*Work order*: Below are some records. Print all of them exactly as they appear.

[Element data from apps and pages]
_ _ _ _ _ _ _
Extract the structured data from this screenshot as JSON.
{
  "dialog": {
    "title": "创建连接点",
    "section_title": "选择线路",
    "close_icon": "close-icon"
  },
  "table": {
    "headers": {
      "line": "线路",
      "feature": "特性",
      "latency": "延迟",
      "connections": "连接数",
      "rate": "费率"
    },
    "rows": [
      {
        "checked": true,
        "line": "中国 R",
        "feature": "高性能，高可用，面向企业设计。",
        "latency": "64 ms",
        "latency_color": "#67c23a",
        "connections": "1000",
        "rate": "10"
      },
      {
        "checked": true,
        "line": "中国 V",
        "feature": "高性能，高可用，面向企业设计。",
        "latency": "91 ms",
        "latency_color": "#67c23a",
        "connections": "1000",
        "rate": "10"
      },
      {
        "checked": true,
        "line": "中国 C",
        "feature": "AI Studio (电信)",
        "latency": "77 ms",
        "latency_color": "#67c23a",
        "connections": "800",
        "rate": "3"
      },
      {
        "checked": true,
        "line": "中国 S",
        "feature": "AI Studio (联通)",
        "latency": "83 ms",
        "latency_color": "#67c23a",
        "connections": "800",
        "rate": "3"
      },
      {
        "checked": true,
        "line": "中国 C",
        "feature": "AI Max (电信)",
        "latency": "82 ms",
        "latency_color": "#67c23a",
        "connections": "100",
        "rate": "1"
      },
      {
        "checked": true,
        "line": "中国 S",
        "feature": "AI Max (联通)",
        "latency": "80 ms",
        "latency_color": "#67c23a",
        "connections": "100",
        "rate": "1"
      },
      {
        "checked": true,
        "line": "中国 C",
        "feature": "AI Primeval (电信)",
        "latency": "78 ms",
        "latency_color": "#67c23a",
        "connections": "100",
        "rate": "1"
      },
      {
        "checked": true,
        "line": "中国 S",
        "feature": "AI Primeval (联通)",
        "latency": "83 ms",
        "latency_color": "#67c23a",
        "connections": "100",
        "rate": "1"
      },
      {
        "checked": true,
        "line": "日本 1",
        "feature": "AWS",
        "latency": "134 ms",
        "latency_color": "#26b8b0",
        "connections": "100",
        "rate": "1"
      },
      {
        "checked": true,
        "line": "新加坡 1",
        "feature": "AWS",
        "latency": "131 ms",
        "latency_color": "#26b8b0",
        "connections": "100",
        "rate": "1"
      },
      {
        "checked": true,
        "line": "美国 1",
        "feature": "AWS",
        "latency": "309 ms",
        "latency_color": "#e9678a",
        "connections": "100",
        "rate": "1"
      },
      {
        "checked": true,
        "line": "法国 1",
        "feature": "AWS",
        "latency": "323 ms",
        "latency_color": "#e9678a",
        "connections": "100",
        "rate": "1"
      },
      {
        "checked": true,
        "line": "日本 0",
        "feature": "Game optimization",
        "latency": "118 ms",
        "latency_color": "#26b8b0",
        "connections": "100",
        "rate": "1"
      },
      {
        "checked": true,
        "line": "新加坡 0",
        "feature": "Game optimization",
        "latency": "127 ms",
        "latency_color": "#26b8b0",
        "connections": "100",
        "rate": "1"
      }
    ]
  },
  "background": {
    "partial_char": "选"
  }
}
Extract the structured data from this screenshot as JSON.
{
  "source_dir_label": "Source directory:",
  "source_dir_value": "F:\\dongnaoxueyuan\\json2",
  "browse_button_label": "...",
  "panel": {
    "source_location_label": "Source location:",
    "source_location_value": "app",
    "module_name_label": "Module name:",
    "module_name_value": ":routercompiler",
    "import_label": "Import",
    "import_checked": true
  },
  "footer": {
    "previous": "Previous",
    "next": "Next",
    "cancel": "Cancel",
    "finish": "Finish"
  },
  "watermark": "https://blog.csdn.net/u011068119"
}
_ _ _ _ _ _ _
*Answer box*:
Extract the structured data from this screenshot as JSON.
{
  "dialog": {
    "title": "创建连接点",
    "section_title": "选择线路",
    "close_icon": "close-icon"
  },
  "table": {
    "headers": {
      "line": "线路",
      "feature": "特性",
      "latency": "延迟",
      "connections": "连接数",
      "rate": "费率"
    },
    "rows": [
      {
        "checked": true,
        "line": "中国 R",
        "feature": "高性能，高可用，面向企业设计。",
        "latency": "64 ms",
        "latency_color": "#67c23a",
        "connections": "1000",
        "rate": "10"
      },
      {
        "checked": true,
        "line": "中国 V",
        "feature": "高性能，高可用，面向企业设计。",
        "latency": "91 ms",
        "latency_color": "#67c23a",
        "connections": "1000",
        "rate": "10"
      },
      {
        "checked": true,
        "line": "中国 C",
        "feature": "AI Studio (电信)",
        "latency": "77 ms",
        "latency_color": "#67c23a",
        "connections": "800",
        "rate": "3"
      },
      {
        "checked": true,
        "line": "中国 S",
        "feature": "AI Studio (联通)",
        "latency": "83 ms",
        "latency_color": "#67c23a",
        "connections": "800",
        "rate": "3"
      },
      {
        "checked": true,
        "line": "中国 C",
        "feature": "AI Max (电信)",
        "latency": "82 ms",
        "latency_color": "#67c23a",
        "connections": "100",
        "rate": "1"
      },
      {
        "checked": true,
        "line": "中国 S",
        "feature": "AI Max (联通)",
        "latency": "80 ms",
        "latency_color": "#67c23a",
        "connections": "100",
        "rate": "1"
      },
      {
        "checked": true,
        "line": "中国 C",
        "feature": "AI Primeval (电信)",
        "latency": "78 ms",
        "latency_color": "#67c23a",
        "connections": "100",
        "rate": "1"
      },
      {
        "checked": true,
        "line": "中国 S",
        "feature": "AI Primeval (联通)",
        "latency": "83 ms",
        "latency_color": "#67c23a",
        "connections": "100",
        "rate": "1"
      },
      {
        "checked": true,
        "line": "日本 1",
        "feature": "AWS",
        "latency": "134 ms",
        "latency_color": "#26b8b0",
        "connections": "100",
        "rate": "1"
      },
      {
        "checked": true,
        "line": "新加坡 1",
        "feature": "AWS",
        "latency": "131 ms",
        "latency_color": "#26b8b0",
        "connections": "100",
        "rate": "1"
      },
      {
        "checked": true,
        "line": "美国 1",
        "feature": "AWS",
        "latency": "309 ms",
        "latency_color": "#e9678a",
        "connections": "100",
        "rate": "1"
      },
      {
        "checked": true,
        "line": "法国 1",
        "feature": "AWS",
        "latency": "323 ms",
        "latency_color": "#e9678a",
        "connections": "100",
        "rate": "1"
      },
      {
        "checked": true,
        "line": "日本 0",
        "feature": "Game optimization",
        "latency": "118 ms",
        "latency_color": "#26b8b0",
        "connections": "100",
        "rate": "1"
      },
      {
        "checked": true,
        "line": "新加坡 0",
        "feature": "Game optimization",
        "latency": "127 ms",
        "latency_color": "#26b8b0",
        "connections": "100",
        "rate": "1"
      }
    ]
  },
  "background": {
    "partial_char": "选"
  }
}
Extract the structured data from this screenshot as JSON.
{
  "source_dir_label": "Source directory:",
  "source_dir_value": "F:\\dongnaoxueyuan\\json2",
  "browse_button_label": "...",
  "panel": {
    "source_location_label": "Source location:",
    "source_location_value": "app",
    "module_name_label": "Module name:",
    "module_name_value": ":routercompiler",
    "import_label": "Import",
    "import_checked": true
  },
  "footer": {
    "previous": "Previous",
    "next": "Next",
    "cancel": "Cancel",
    "finish": "Finish"
  },
  "watermark": "https://blog.csdn.net/u011068119"
}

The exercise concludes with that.